Politics

U.S. Sen. Rand Paul’s presidential campaign has provided the required funding for a Kentucky Republican presidential caucus in 2016.

The Republican Party of Kentucky last month set the $250,000 payment as a requirement for it to conduct the caucus, which represents a break from the party’s usual May primary election.

The deadline for Paul to submit the payment to the state party was Friday. In a statement Friday afternoon, state Republican Party Chairman Steve Robertson said Paul had met the party’s conditions set forth for the party to conduct a caucus.

The Republican presidential caucus is slated for March 5.

“We’re incredibly excited to be moving forward with a caucus in Kentucky,” Paul political adviser Doug Stafford said in a released statement. “This is great news for Republicans across the commonwealth who will now play an important part in the presidential primary nominating process.”

While exploring a possible run for president several months ago, Paul asked state party leaders to hold a presidential caucus next year, allowing him to simultaneously vie for the presidency and his Senate seat.

It’s a way of working around a state law prohibiting candidates from appearing twice on a ballot. The change would mean Kentucky Republicans would allocate their presidential delegates in a caucus and also hold a primary in May to nominate candidates for other offices, including Senate.

Paul had previously asked the state legislature to change the law, which Paul believes is unconstitutional, but that has yielded no results.

Last month, RPK’s executive committee voted to hold a presidential caucus, but with the condition that Paul pay for part of it ahead of time.

Paul’s presidential bid has run into struggles to gain ground against the other contenders in recent months.

But the campaign has consistently vowed to pay for the full cost of the caucus, instead of allowing all the costs fall to the state party.

With the $250,000 payment in place, plans can move forward.

The next step is for the party to hire a caucus director, said Scott Lasley, a member of the RPK executive committee and a special committee created to explore a caucus plan.

He said once that person is hired, formal planning for the caucus will begin.

“That person will be able to start reaching out to the county parties because there is going to have to be significant amounts of information disseminated to make sure everyone is on the same page,” Lasley said.

And there is going to be a lot of work to do in a relatively short amount of time. The caucus is scheduled for less than six months from now.

“They are going to have to prepare the guidelines and work with the county chairs to develop caucus plans — line up locations, where the caucuses are going to be held,” he said. “So, there is going to be plenty of work.”

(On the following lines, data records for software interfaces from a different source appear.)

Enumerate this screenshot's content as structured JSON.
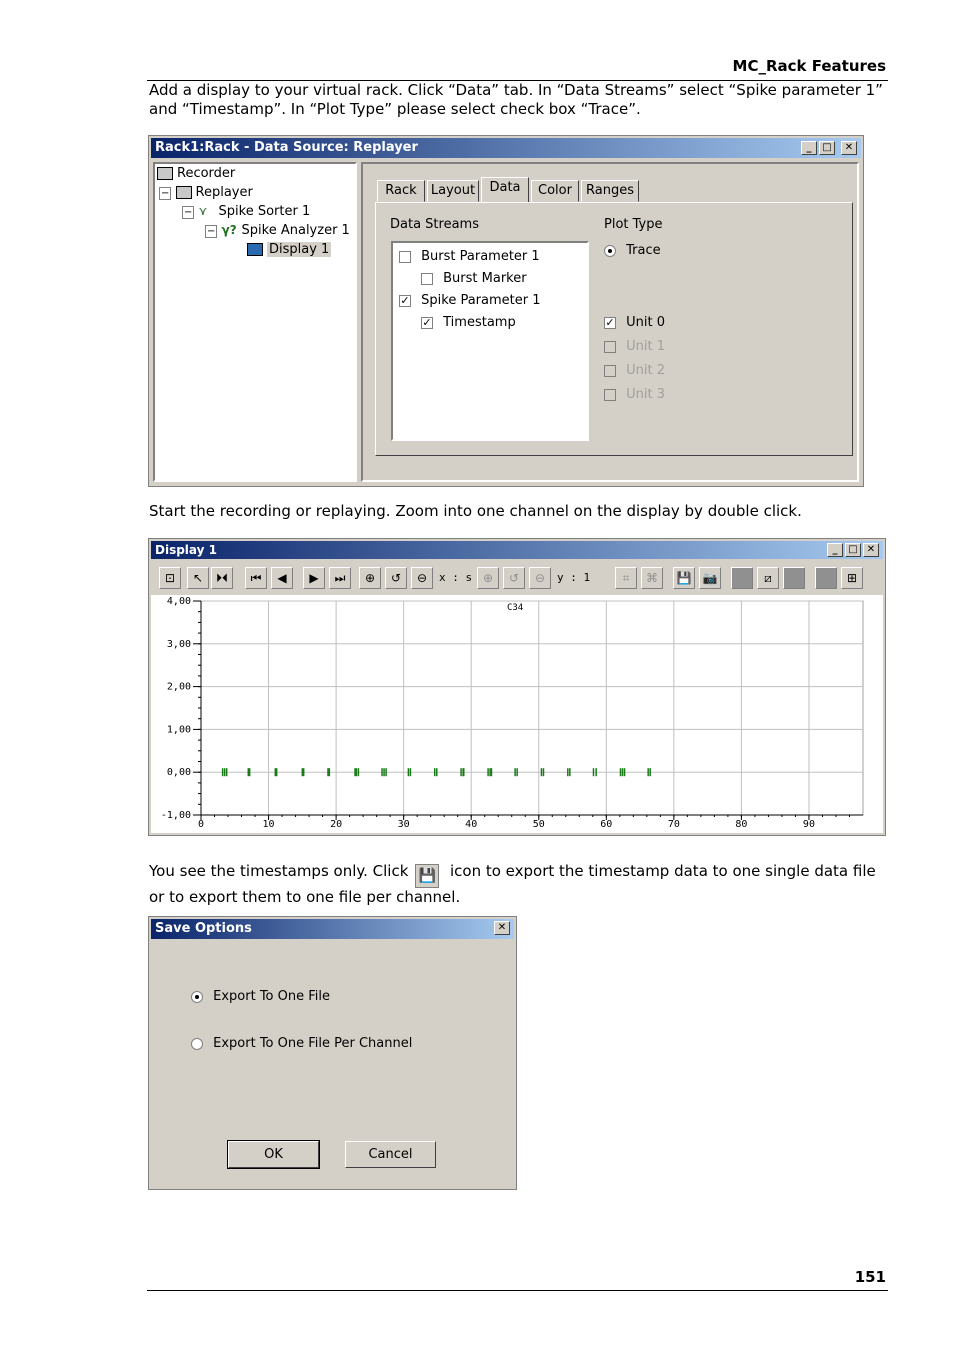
{
  "header": {
    "section": "MC_Rack Features"
  },
  "paragraphs": {
    "p1": "Add a display to your virtual rack. Click “Data” tab. In “Data Streams” select “Spike parameter 1” and “Timestamp”. In “Plot Type” please select check box “Trace”.",
    "p2": "Start the recording or replaying. Zoom into one channel on the display by double click.",
    "p3a": "You see the timestamps only. Click",
    "p3b": "icon to export the timestamp data to one single data file or to export them to one file per channel."
  },
  "rack_window": {
    "title": "Rack1:Rack - Data Source: Replayer",
    "tree": [
      "Recorder",
      "Replayer",
      "Spike Sorter 1",
      "Spike Analyzer 1",
      "Display 1"
    ],
    "tabs": [
      "Rack",
      "Layout",
      "Data",
      "Color",
      "Ranges"
    ],
    "active_tab": "Data",
    "data_streams_label": "Data Streams",
    "streams": [
      {
        "label": "Burst Parameter 1",
        "checked": false
      },
      {
        "label": "Burst Marker",
        "checked": false
      },
      {
        "label": "Spike Parameter 1",
        "checked": true
      },
      {
        "label": "Timestamp",
        "checked": true
      }
    ],
    "plot_type_label": "Plot Type",
    "trace_label": "Trace",
    "units": [
      {
        "label": "Unit 0",
        "checked": true,
        "enabled": true
      },
      {
        "label": "Unit 1",
        "checked": false,
        "enabled": false
      },
      {
        "label": "Unit 2",
        "checked": false,
        "enabled": false
      },
      {
        "label": "Unit 3",
        "checked": false,
        "enabled": false
      }
    ]
  },
  "display_window": {
    "title": "Display 1",
    "x_scale_label": "x : s",
    "y_scale_label": "y : 1",
    "chart_data": {
      "type": "scatter",
      "channel_label": "C34",
      "x_ticks": [
        "0",
        "10",
        "20",
        "30",
        "40",
        "50",
        "60",
        "70",
        "80",
        "90"
      ],
      "y_ticks": [
        "4,00",
        "3,00",
        "2,00",
        "1,00",
        "0,00",
        "-1,00"
      ],
      "xlim": [
        0,
        98
      ],
      "ylim": [
        -1,
        4
      ],
      "grid": true,
      "marker_color": "#1a7a1a",
      "timestamps": [
        3.2,
        3.5,
        3.8,
        7.0,
        7.2,
        11.0,
        11.2,
        15.0,
        15.2,
        18.8,
        19.0,
        22.8,
        23.0,
        23.3,
        26.8,
        27.1,
        27.4,
        30.7,
        31.0,
        34.6,
        34.9,
        38.5,
        38.8,
        38.9,
        42.5,
        42.8,
        43.0,
        46.5,
        46.8,
        50.4,
        50.7,
        54.3,
        54.6,
        58.1,
        58.5,
        62.1,
        62.4,
        62.7,
        66.2,
        66.5
      ],
      "timestamp_y": 0
    }
  },
  "save_dialog": {
    "title": "Save Options",
    "close_glyph": "✕",
    "options": [
      {
        "label": "Export To One File",
        "selected": true
      },
      {
        "label": "Export To One File Per Channel",
        "selected": false
      }
    ],
    "ok_label": "OK",
    "cancel_label": "Cancel"
  },
  "footer": {
    "page_number": "151"
  }
}
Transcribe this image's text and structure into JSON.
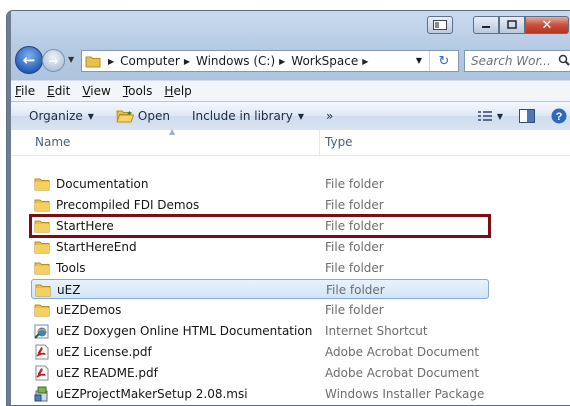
{
  "window": {
    "controls": {
      "minimize": "–",
      "maximize": "□",
      "close": "✕"
    }
  },
  "nav": {
    "breadcrumb": [
      "Computer",
      "Windows (C:)",
      "WorkSpace"
    ],
    "search_placeholder": "Search Wor..."
  },
  "menu": [
    {
      "pre": "",
      "key": "F",
      "post": "ile"
    },
    {
      "pre": "",
      "key": "E",
      "post": "dit"
    },
    {
      "pre": "",
      "key": "V",
      "post": "iew"
    },
    {
      "pre": "",
      "key": "T",
      "post": "ools"
    },
    {
      "pre": "",
      "key": "H",
      "post": "elp"
    }
  ],
  "toolbar": {
    "organize": "Organize",
    "open": "Open",
    "include_in_library": "Include in library",
    "more": "»"
  },
  "columns": {
    "name": "Name",
    "type": "Type"
  },
  "files": [
    {
      "name": "Documentation",
      "type": "File folder",
      "icon": "folder-icon"
    },
    {
      "name": "Precompiled FDI Demos",
      "type": "File folder",
      "icon": "folder-icon"
    },
    {
      "name": "StartHere",
      "type": "File folder",
      "icon": "folder-icon",
      "state": "highlighted"
    },
    {
      "name": "StartHereEnd",
      "type": "File folder",
      "icon": "folder-icon"
    },
    {
      "name": "Tools",
      "type": "File folder",
      "icon": "folder-icon"
    },
    {
      "name": "uEZ",
      "type": "File folder",
      "icon": "folder-icon",
      "state": "selected"
    },
    {
      "name": "uEZDemos",
      "type": "File folder",
      "icon": "folder-icon"
    },
    {
      "name": "uEZ Doxygen Online HTML Documentation",
      "type": "Internet Shortcut",
      "icon": "internet-shortcut-icon"
    },
    {
      "name": "uEZ License.pdf",
      "type": "Adobe Acrobat Document",
      "icon": "pdf-icon"
    },
    {
      "name": "uEZ README.pdf",
      "type": "Adobe Acrobat Document",
      "icon": "pdf-icon"
    },
    {
      "name": "uEZProjectMakerSetup 2.08.msi",
      "type": "Windows Installer Package",
      "icon": "installer-icon"
    }
  ],
  "colors": {
    "highlight_box": "#7a1014",
    "selection_bg": "#d2e5fa",
    "selection_border": "#84acdd"
  }
}
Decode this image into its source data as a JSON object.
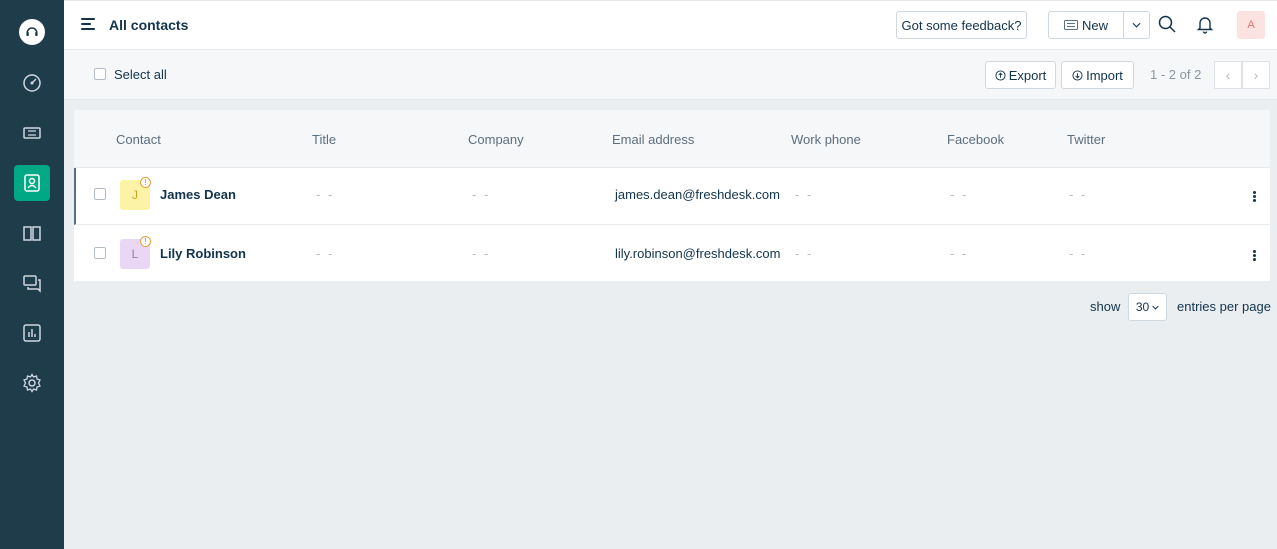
{
  "header": {
    "title": "All contacts",
    "feedback_label": "Got some feedback?",
    "new_label": "New",
    "avatar_initial": "A"
  },
  "sidebar": {
    "items": [
      {
        "icon": "dashboard-icon",
        "active": false
      },
      {
        "icon": "tickets-icon",
        "active": false
      },
      {
        "icon": "contacts-icon",
        "active": true
      },
      {
        "icon": "solutions-book-icon",
        "active": false
      },
      {
        "icon": "forums-icon",
        "active": false
      },
      {
        "icon": "reports-icon",
        "active": false
      },
      {
        "icon": "settings-gear-icon",
        "active": false
      }
    ]
  },
  "toolbar": {
    "select_all_label": "Select all",
    "export_label": "Export",
    "import_label": "Import",
    "pagination_text": "1 - 2 of 2"
  },
  "table": {
    "columns": [
      "Contact",
      "Title",
      "Company",
      "Email address",
      "Work phone",
      "Facebook",
      "Twitter"
    ],
    "rows": [
      {
        "initial": "J",
        "name": "James Dean",
        "title": "- -",
        "company": "- -",
        "email": "james.dean@freshdesk.com",
        "work_phone": "- -",
        "facebook": "- -",
        "twitter": "- -",
        "avatar_bg": "#fdf3a7",
        "avatar_fg": "#c9a227"
      },
      {
        "initial": "L",
        "name": "Lily Robinson",
        "title": "- -",
        "company": "- -",
        "email": "lily.robinson@freshdesk.com",
        "work_phone": "- -",
        "facebook": "- -",
        "twitter": "- -",
        "avatar_bg": "#ead7f5",
        "avatar_fg": "#9c7bb0"
      }
    ]
  },
  "footer": {
    "show_label": "show",
    "per_page_value": "30",
    "entries_label": "entries per page"
  },
  "colors": {
    "sidebar_bg": "#1f3c4b",
    "accent": "#00a886"
  }
}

The stakes are high. County party chairs will be carrying out the caucus in their respective counties. Lasley said there will be added pressure because they will be in the public eye, and they’ll carry the biggest burden for the caucus.

“There is not a trial run for something like this,” he said. “We got to make sure we do it right from the start.”